> [DATA PROVIDED]
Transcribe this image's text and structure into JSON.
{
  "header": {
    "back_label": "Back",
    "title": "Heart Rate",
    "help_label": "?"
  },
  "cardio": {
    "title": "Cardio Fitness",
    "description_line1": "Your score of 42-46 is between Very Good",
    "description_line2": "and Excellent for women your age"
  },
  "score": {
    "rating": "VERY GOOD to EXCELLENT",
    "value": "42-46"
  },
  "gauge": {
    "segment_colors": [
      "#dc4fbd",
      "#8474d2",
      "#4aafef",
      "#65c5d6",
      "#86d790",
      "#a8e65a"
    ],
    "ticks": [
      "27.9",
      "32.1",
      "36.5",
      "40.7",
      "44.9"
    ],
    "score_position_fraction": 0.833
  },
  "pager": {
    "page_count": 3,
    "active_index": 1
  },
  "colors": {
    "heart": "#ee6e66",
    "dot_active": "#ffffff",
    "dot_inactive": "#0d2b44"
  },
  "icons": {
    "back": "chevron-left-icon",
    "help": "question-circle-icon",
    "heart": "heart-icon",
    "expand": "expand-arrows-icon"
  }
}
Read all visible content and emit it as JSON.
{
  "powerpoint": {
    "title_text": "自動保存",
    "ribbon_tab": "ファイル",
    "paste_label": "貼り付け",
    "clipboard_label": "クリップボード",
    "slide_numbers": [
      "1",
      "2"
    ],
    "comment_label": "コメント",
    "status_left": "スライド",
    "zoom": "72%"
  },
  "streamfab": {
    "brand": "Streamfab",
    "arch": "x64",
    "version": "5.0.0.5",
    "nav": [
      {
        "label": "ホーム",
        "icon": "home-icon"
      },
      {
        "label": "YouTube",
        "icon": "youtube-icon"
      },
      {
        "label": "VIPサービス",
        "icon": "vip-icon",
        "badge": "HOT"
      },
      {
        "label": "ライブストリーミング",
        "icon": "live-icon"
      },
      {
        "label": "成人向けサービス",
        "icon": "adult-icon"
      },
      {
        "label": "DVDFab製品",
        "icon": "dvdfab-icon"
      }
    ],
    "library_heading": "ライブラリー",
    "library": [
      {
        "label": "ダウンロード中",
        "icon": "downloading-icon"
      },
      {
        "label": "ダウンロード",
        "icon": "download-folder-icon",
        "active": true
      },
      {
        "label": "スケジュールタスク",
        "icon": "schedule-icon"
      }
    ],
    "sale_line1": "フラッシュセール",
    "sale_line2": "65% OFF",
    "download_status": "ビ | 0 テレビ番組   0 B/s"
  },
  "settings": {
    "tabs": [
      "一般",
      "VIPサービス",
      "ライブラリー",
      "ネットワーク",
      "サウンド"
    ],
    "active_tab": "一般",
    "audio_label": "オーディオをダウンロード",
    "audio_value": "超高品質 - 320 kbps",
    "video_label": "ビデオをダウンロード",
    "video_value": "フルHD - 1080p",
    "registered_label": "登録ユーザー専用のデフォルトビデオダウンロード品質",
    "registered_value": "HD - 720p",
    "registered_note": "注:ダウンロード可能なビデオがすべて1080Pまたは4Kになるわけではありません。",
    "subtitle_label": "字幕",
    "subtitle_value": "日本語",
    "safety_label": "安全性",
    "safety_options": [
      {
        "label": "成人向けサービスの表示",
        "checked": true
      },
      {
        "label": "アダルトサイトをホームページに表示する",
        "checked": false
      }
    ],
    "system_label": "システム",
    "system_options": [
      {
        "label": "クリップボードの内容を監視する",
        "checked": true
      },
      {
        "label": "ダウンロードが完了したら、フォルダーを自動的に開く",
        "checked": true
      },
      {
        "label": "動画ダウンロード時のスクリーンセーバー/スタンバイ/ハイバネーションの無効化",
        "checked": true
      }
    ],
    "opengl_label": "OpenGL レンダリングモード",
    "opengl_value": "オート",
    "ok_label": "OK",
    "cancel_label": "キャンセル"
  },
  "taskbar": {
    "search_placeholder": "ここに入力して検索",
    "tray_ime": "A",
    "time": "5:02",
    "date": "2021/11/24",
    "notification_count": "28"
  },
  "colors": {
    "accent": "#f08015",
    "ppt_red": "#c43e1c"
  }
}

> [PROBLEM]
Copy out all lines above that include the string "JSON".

> [REPLY TO THE EXERCISE]
Transcribe this image's text and structure into JSON.
Read all visible content and emit it as JSON.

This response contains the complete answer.